[Page and application data records]
[Start of Attachment]

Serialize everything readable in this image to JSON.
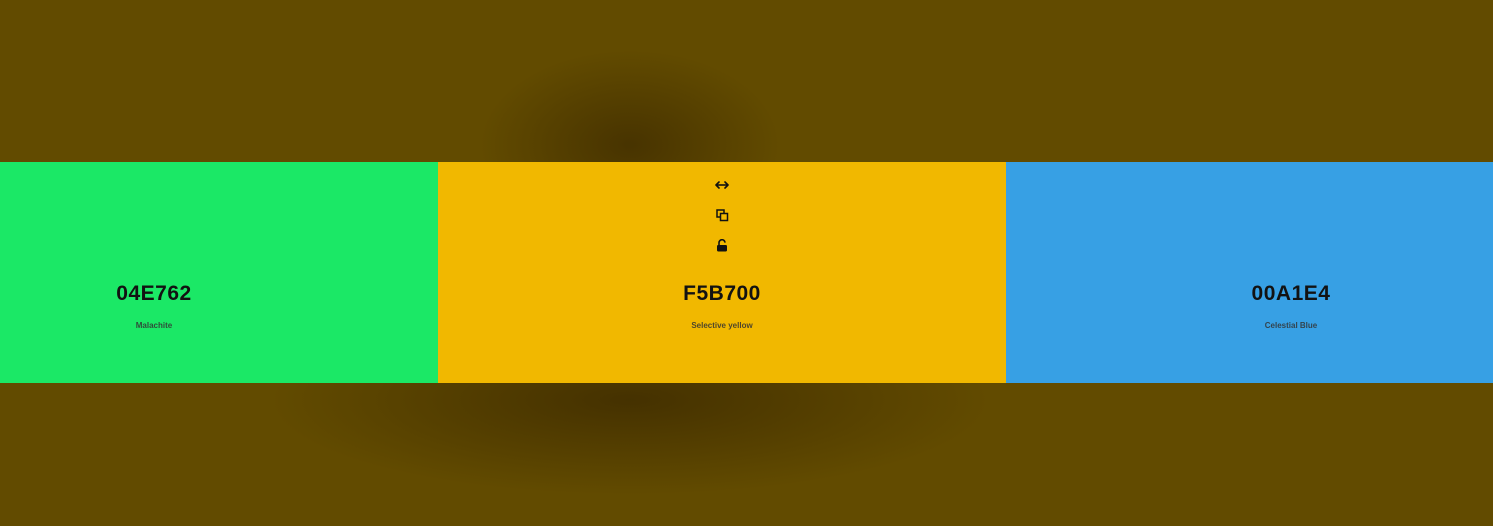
{
  "colors": {
    "background": "#624b00",
    "swatch_green": "#1be866",
    "swatch_yellow": "#f1b800",
    "swatch_blue": "#37a0e4"
  },
  "swatches": [
    {
      "hex": "04E762",
      "name": "Malachite"
    },
    {
      "hex": "F5B700",
      "name": "Selective yellow"
    },
    {
      "hex": "00A1E4",
      "name": "Celestial Blue"
    }
  ],
  "tools": {
    "icons": [
      "drag-horizontal-icon",
      "copy-icon",
      "unlock-icon"
    ]
  }
}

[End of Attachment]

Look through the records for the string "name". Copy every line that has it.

      "name": "Malachite"
      "name": "Selective yellow"
      "name": "Celestial Blue"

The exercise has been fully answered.